The car will depart Chongqing and arrive in Beijing - roughly the equivalent of driving from New York to Kansas City -- in time for when the Chinese capital hosts its auto show next month, according to Xu Liuping, Changan's chairman and Communist Party secretary of the state-owned carmaker.
The company will showcase a self-driving model at the exhibition, which takes place in Beijing this year in the world's largest auto market.
Changan joins BAIC Group and Internet giant Baidu Inc among Chinese companies competing in the global race to develop cars that can pilot themselves with minimal or no human intervention.
For China, the push for self-driving vehicles is also part of a broader state initiative urging manufacturers to upgrade their technology as lower-cost countries emerge and compete for labor-intensive factory jobs.
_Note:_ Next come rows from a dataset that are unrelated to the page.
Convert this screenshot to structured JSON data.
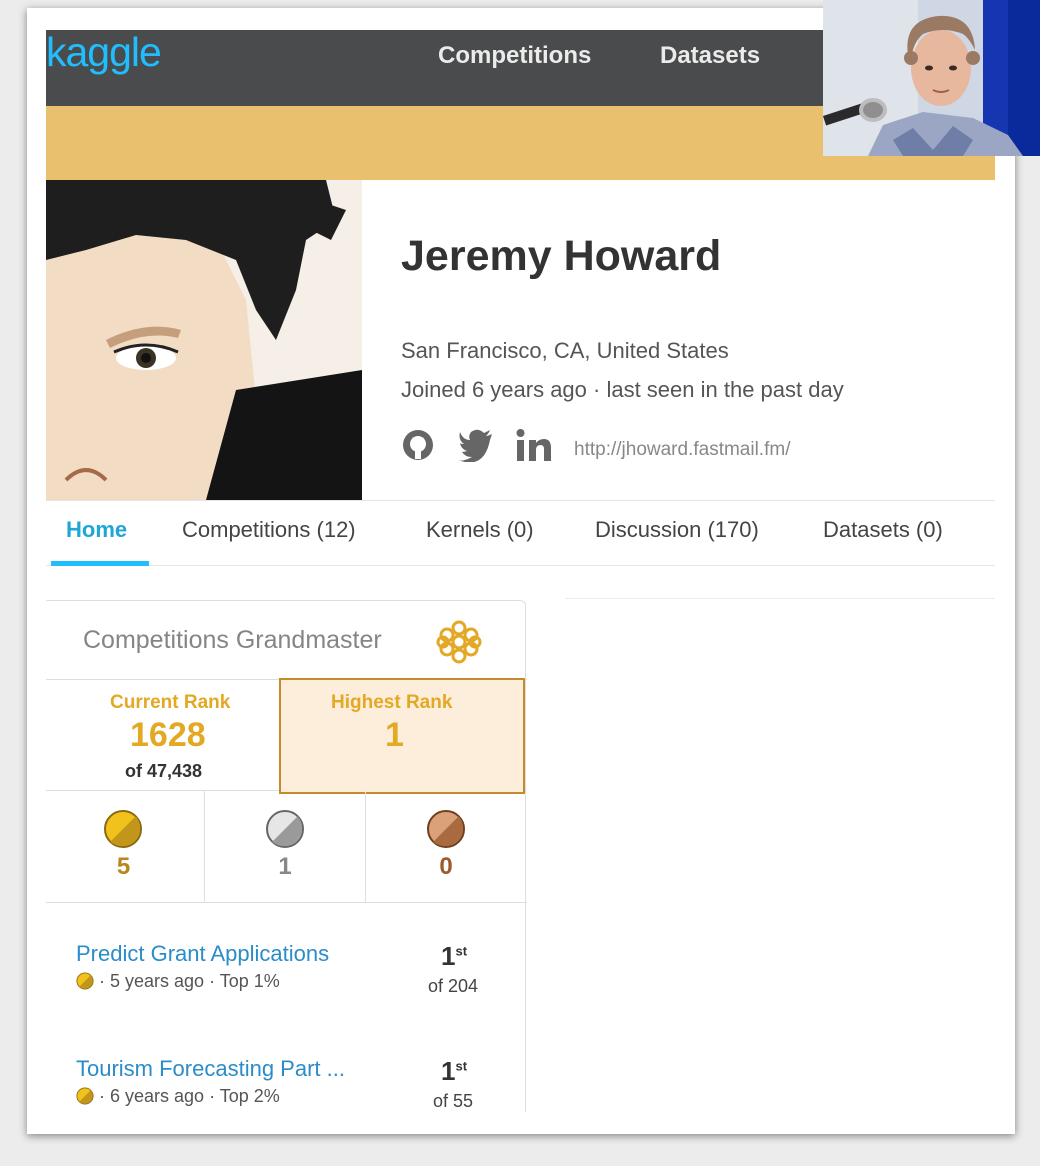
{
  "nav": {
    "logo": "kaggle",
    "links": [
      "Competitions",
      "Datasets"
    ]
  },
  "profile": {
    "name": "Jeremy Howard",
    "location": "San Francisco, CA, United States",
    "joined": "Joined 6 years ago · last seen in the past day",
    "website": "http://jhoward.fastmail.fm/",
    "social_icons": [
      "github-icon",
      "twitter-icon",
      "linkedin-icon"
    ]
  },
  "tabs": [
    {
      "label": "Home",
      "active": true
    },
    {
      "label": "Competitions (12)"
    },
    {
      "label": "Kernels (0)"
    },
    {
      "label": "Discussion (170)"
    },
    {
      "label": "Datasets (0)"
    }
  ],
  "card": {
    "tier": "Competitions Grandmaster",
    "current_rank_label": "Current Rank",
    "current_rank": "1628",
    "current_rank_of": "of 47,438",
    "highest_rank_label": "Highest Rank",
    "highest_rank": "1",
    "medals": {
      "gold": "5",
      "silver": "1",
      "bronze": "0"
    },
    "competitions": [
      {
        "title": "Predict Grant Applications",
        "meta": "· 5 years ago · Top 1%",
        "place": "1",
        "suffix": "st",
        "of": "of 204"
      },
      {
        "title": "Tourism Forecasting Part ...",
        "meta": "· 6 years ago · Top 2%",
        "place": "1",
        "suffix": "st",
        "of": "of 55"
      }
    ]
  },
  "colors": {
    "nav_bg": "#4a4b4d",
    "banner": "#e9c06d",
    "accent": "#20beff",
    "gold": "#e3a824",
    "silver": "#9a9a9a",
    "bronze": "#b5713f",
    "link": "#2b8cc9"
  }
}
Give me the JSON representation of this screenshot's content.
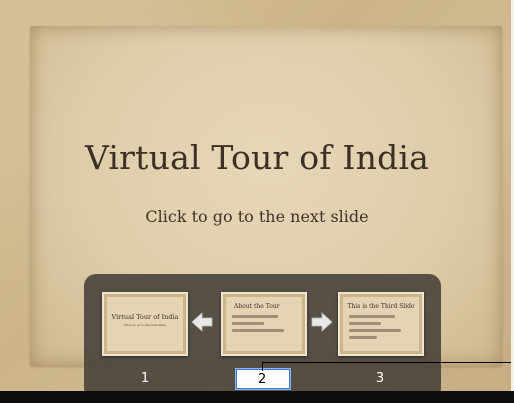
{
  "slide": {
    "title": "Virtual Tour of India",
    "subtitle": "Click to go to the next slide"
  },
  "navigator": {
    "thumbnails": [
      {
        "number": "1",
        "title": "Virtual Tour of India",
        "subtitle": "Click to go to the next slide"
      },
      {
        "number": "2",
        "title": "About the Tour"
      },
      {
        "number": "3",
        "title": "This is the Third Slide"
      }
    ],
    "prev_arrow_icon": "arrow-left-icon",
    "next_arrow_icon": "arrow-right-icon",
    "page_input_value": "2"
  },
  "colors": {
    "panel": "#48423a",
    "input_border": "#3a7bd5",
    "title_text": "#3b2f26"
  }
}
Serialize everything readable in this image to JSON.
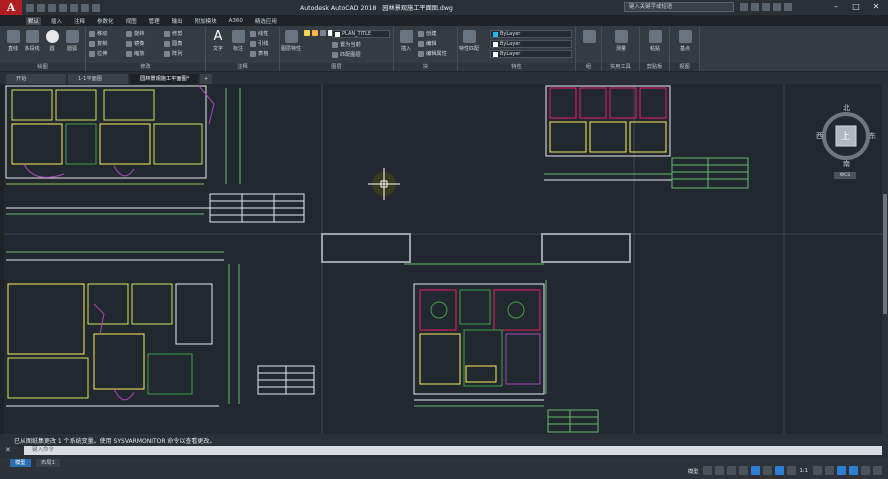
{
  "app": {
    "title": "Autodesk AutoCAD 2018",
    "file": "园林景观施工平面图.dwg",
    "search_placeholder": "键入关键字或短语",
    "user": "登录"
  },
  "ribbon_tabs": [
    "默认",
    "插入",
    "注释",
    "参数化",
    "视图",
    "管理",
    "输出",
    "附加模块",
    "A360",
    "精选应用"
  ],
  "ribbon": {
    "draw": {
      "title": "绘图",
      "line": "直线",
      "polyline": "多段线",
      "circle": "圆",
      "arc": "圆弧"
    },
    "modify": {
      "title": "修改",
      "move": "移动",
      "rotate": "旋转",
      "trim": "修剪",
      "copy": "复制",
      "mirror": "镜像",
      "fillet": "圆角",
      "stretch": "拉伸",
      "scale": "缩放",
      "array": "阵列"
    },
    "annotation": {
      "title": "注释",
      "text": "文字",
      "dimension": "标注",
      "linear": "线性",
      "leader": "引线",
      "table": "表格"
    },
    "layers": {
      "title": "图层",
      "layer_props": "图层特性",
      "current_layer": "PLAN_TITLE",
      "make_current": "置为当前",
      "match": "匹配图层"
    },
    "block": {
      "title": "块",
      "insert": "插入",
      "create": "创建",
      "edit": "编辑",
      "attrib": "编辑属性"
    },
    "properties": {
      "title": "特性",
      "match": "特性匹配",
      "color": "ByLayer",
      "linetype": "ByLayer",
      "lineweight": "ByLayer"
    },
    "groups": {
      "title": "组"
    },
    "utilities": {
      "title": "实用工具",
      "measure": "测量"
    },
    "clipboard": {
      "title": "剪贴板",
      "paste": "粘贴"
    },
    "view": {
      "title": "视图",
      "base": "基点"
    }
  },
  "doc_tabs": [
    "开始",
    "1-1平面图",
    "园林景观施工平面图*"
  ],
  "command": {
    "history": "已从图纸集更改 1 个系统变量。使用 SYSVARMONITOR 命令以查看更改。",
    "placeholder": "键入命令"
  },
  "layout_tabs": [
    "模型",
    "布局1"
  ],
  "status": {
    "model": "模型",
    "scale": "1:1"
  },
  "viewcube": {
    "north": "北",
    "south": "南",
    "east": "东",
    "west": "西",
    "top": "上",
    "wcs": "WCS"
  }
}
"Alternative energy, artificial intelligence and the Internet are the three new technologies reshaping the global auto industry and that poses both opportunity and a tough test," Mr Xu said in an e-mail.
"We are currently working together with some distinguished companies, organizations and tertiary institutions on autonomous-car development and research. The partnerships will continue to strengthen and broaden in the future."
Changan sold more than 1 million of its own-brand cars for the first time last year. It's raised the average selling price for Changan-badge vehicles by about 10 per cent per year since 2008, even as more discounting leads industry margins to contract, according to Xu.
Even so, shares of Chongqing Changan Automobile Co, the publicly-traded unit of Changan group, plunged 56 per cent over a four-month period to a trough in August, as a stock-market rout wiped out billions of dollars in market value. The benchmark Shanghai Composite Index declined 34 per cent in the same period.
"There's a gap between Changan's operational results, growth potential and the low share valuation," Mr Xu said. "We hope and believe that Changan will receive better recognition from the market in the future."
To speed up its expansion, Changan also aims to start production in overseas markets such as Russia, India and Brazil, according to Mr Xu. The company is open to working with Tesla Motors Co if it's interested in partnering to manufacture in China, he said.